“I was inspired by the nightscape of the playa at Burning Man and frustrated that all that beautiful energy dissipated into the night sky,” Davis said. “I wanted to find a way to bring that energy, generosity, spectacle, and awe back to that place that we live and let it stay longer. This is not just a bridge now, it is a canvas for light and a digital campfire that will have a personal impact on each and every of the 50 million people that see it.”
‘The bridge is really a big-ass display’
Above: Robert Stephens captures his ascent up the Bay Bridge wearing a GoPro camera.
The bridge has already had an impact on Robert Stephens. He’s the founder of Geek Squad and served as the chief technology officer of Best Buy for 10 years. Before that, he studied at the Art Institute of Chicago and dropped out to build computers. When he first heard about the Bay Lights Project, he was instantly fascinated and decided to get involved.
“I have always gone back-and-forth between art and technology, and these two worlds have traditionally been separate,” Stephens said. “This project represents a bridge between art and technology and the civics. It will unify the city in a way that nothing else has. I believe when they light that thing up tonight, the city will fall in love with it. I can’t wait to hear all the stories, memories and moments people have while looking at the lights from different points.”

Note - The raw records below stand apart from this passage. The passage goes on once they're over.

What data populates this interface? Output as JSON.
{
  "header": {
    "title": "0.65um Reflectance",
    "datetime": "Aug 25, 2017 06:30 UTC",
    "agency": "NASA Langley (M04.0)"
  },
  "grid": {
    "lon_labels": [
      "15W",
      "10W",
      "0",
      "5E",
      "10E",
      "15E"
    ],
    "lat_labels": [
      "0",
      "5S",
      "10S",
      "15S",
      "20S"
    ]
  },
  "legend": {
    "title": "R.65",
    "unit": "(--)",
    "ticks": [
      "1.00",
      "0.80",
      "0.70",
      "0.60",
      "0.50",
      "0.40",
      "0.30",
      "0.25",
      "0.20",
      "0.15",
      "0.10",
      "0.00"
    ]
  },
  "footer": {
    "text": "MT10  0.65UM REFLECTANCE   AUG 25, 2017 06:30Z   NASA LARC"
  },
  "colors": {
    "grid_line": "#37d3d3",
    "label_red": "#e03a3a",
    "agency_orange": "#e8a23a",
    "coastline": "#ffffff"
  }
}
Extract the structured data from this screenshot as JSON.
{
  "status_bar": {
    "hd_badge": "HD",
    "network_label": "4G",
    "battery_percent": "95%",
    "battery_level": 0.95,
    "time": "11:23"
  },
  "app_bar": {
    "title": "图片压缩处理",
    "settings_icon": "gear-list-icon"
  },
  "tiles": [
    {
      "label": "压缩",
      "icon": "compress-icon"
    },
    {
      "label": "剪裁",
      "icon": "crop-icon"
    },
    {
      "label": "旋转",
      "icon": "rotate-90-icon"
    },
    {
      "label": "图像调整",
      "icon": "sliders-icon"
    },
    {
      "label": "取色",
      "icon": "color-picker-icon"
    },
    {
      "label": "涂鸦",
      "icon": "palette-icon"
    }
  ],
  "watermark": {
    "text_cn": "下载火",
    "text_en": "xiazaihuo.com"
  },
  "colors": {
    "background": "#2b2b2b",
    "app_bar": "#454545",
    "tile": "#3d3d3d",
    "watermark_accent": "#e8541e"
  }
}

Last week, Davis invited Stephens to see the Bay Bridge from a perspective few others have — the top. Wearing a GoPro camera, he climbed the bridge to check out all the physical bits and pieces that connect the lights to the software governing them. Fundamentally, the bridge is “a big-ass display,” as Hirshberg put it that seeks to bring people together rather than separating them.
“Mobile technology has made us less socially connected, not more,” Hirshberg said. “We walk around staring at our cellphones and are increasingly disconnected from urban environments and each other. However, there has always been something about light in a city at night that is communal and tribal. This type of display is expansive and has to be shared. It is a great reaction to dominant technology of the day.”
The Internet of cities
The “Internet of things” is a major trend in the technology world right now. Displays, sensors, and monitors are infiltrating everything, so why not a bridge? However, the software powering the Bay Lights Project is not intended to provide insight on the vehicles that pass over it. Rather, it is intended to stimulate discussion about the relationship between art and technology and between people and physical things.
The work is part of the contemporary software art movement, which is just beginning to receive recognition in the art world as legitimate. Like impressionism, photography, and any type of art that introduces a transformative element, it can take a while for the establishment to express its appreciation. That said, San Francisco has historically been on the cutting-edge of techno culture, and the Bay Lights Project is an expression of that legacy.
“This is an example of really advanced technology pushing innovation forward, like a great hackathon,” Hirshberg said. “Tech art sounds scary and geeky. People don’t understand it and are not sure if it is art, but millions of people a year will think it is cool and that’s how art is formed. Look at whats going on with DJ and electronic music culture. When something innovative happens here, our innovation community knows what to do with it.”
Most of the innovation happens behind closed doors and is not immediately apparent to people walking the streets. The Bay Lights seek to make a visceral connection to technology and design a central part of the San Francisco experience. The experience changes from different vantage points and in different situations, and its supporters hope the artwork sets off waves of philosophical meanderings about art, technology, and the human experience.
But for now, let’s just watch the pretty lights.
All photos and video courtesy of the Bay Lights Project.